The girls also wanted to know what would happen to the mom. They both think she should go to jail, my punitive little darlings! (I didn’t explain the difficulties of criminal charges in Tennessee, or I’m sure I would have put them right to sleep.)
We talked about how they felt about hearing the story, and true to the theme of the discussion, they both said they were sad and mad – sad for Artyom, and mad at the mom. After all, Zoe said emphatically, “A promise is a promise, especially in adoption.” I asked them if hearing about what happened to Artyom made them feel worried that the same thing would happen to them. They both said no, and I said, “I think it’s pretty normal for adopted kids to worry that they might do something bad and be sent away. Do you ever feel that way?” Again, the answer was no. Maya said, "You promised to love us and take care of us forever, and you don't break promises." Yes!
I wanted to emphasize that there was no way they could ever do anything that would make me give them away, so I said, “Think of the worst ever thing you could do, okay?” Maya says, “Kicking Zoe.” I said, “Maya, that’s a bad thing, and I wouldn’t like it if you did that, but if you kicked Zoe I would still love you and you would still be my daughter and I would still keep you forever.” Zoe then says, “Kill Maya?” Without blinking (that took some doing!), I said, “Zoe, that’s a bad thing, and I wouldn’t like what you did, but if you killed Maya I would still love you and you would still be my daughter and I would still keep you forever.” (And I really mean that, by the way. In fact, I recently said to another adoptive mom when we were talking about disruptions, “I promised forever, and I meant it. If that means holding my child’s hand in the death chamber when she’s executed for murder, then so be it.” I know it's easy to say when you haven't experienced it, but it is something I think about as a criminal law nerd.)
The conversations turned to promises between the girls that they would never kick or kill each other, and then off in a completely different direction.

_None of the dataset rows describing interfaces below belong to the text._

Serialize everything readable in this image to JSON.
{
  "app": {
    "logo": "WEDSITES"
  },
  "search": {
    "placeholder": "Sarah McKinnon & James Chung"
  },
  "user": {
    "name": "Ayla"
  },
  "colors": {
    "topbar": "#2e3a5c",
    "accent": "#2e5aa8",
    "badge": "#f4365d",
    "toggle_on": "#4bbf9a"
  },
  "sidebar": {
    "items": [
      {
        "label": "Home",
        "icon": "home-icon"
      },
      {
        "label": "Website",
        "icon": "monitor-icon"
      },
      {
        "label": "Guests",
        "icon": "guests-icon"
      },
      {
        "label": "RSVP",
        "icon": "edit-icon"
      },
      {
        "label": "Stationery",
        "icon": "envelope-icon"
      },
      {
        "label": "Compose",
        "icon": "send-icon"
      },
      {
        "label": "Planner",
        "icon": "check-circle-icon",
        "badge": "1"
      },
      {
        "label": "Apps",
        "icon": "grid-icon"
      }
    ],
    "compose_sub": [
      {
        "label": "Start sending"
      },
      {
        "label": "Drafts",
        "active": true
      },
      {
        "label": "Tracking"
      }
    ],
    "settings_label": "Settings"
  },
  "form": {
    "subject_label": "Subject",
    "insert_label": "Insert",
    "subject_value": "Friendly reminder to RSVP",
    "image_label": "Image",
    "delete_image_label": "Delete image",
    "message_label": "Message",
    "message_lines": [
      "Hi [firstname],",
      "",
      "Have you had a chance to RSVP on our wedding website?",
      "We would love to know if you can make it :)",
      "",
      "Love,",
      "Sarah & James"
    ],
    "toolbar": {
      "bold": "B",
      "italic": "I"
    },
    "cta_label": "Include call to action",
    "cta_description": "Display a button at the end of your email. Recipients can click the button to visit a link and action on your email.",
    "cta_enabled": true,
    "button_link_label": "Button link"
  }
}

Zoe said another interesting thing – I can’t remember what prompted it or when in the midst of this conversation she said it. She said, “It’s like he has two birth mothers now.” I couldn’t get her to elaborate on it, but I thought it showed how she has internalized her birth family’s actions as abandonment, even as we talk about the reasons they couldn’t parent her. The definition of "birth mother" doesn't rely on biological relationship in this formula; instead, birth mother = abandonment.
We’ll talk more about the birth mother issue later, because of course there are some differences between a poor, disempowered woman in China (or Russia) and an educated, employed woman in Tennessee who quite deliberately set out to parent. Zoe may know that in her head, but it certainly hasn’t made it to her heart. I also explained that Artyom’s birth mother was sick, that she couldn’t take care of him because she drank too much alcohol. Zoe said, “Why doesn’t she just quit?! Then she could take care of him.” (Hard to explain alcoholism and addiction to a 9-year-old and a 6-year-old – by the end of my explanation, Zoe was worried about drinking the communion wine! I'm thinking I'll definitely need a "do-over" on this one.)
I’m so glad we had this conversation. I got the chance to explain that woman’s actions before my kids heard another version on TV or, worse, from some kid in their class who’d probably suggest that I would put them on a plane back to China. I can’t believe it took me so long to remember the importance of inoculating my kids against wrong-headed views of adoption, of making a pre-emptive strike. How about you? Have you talked to your kids about Artyom, about adoption disruption?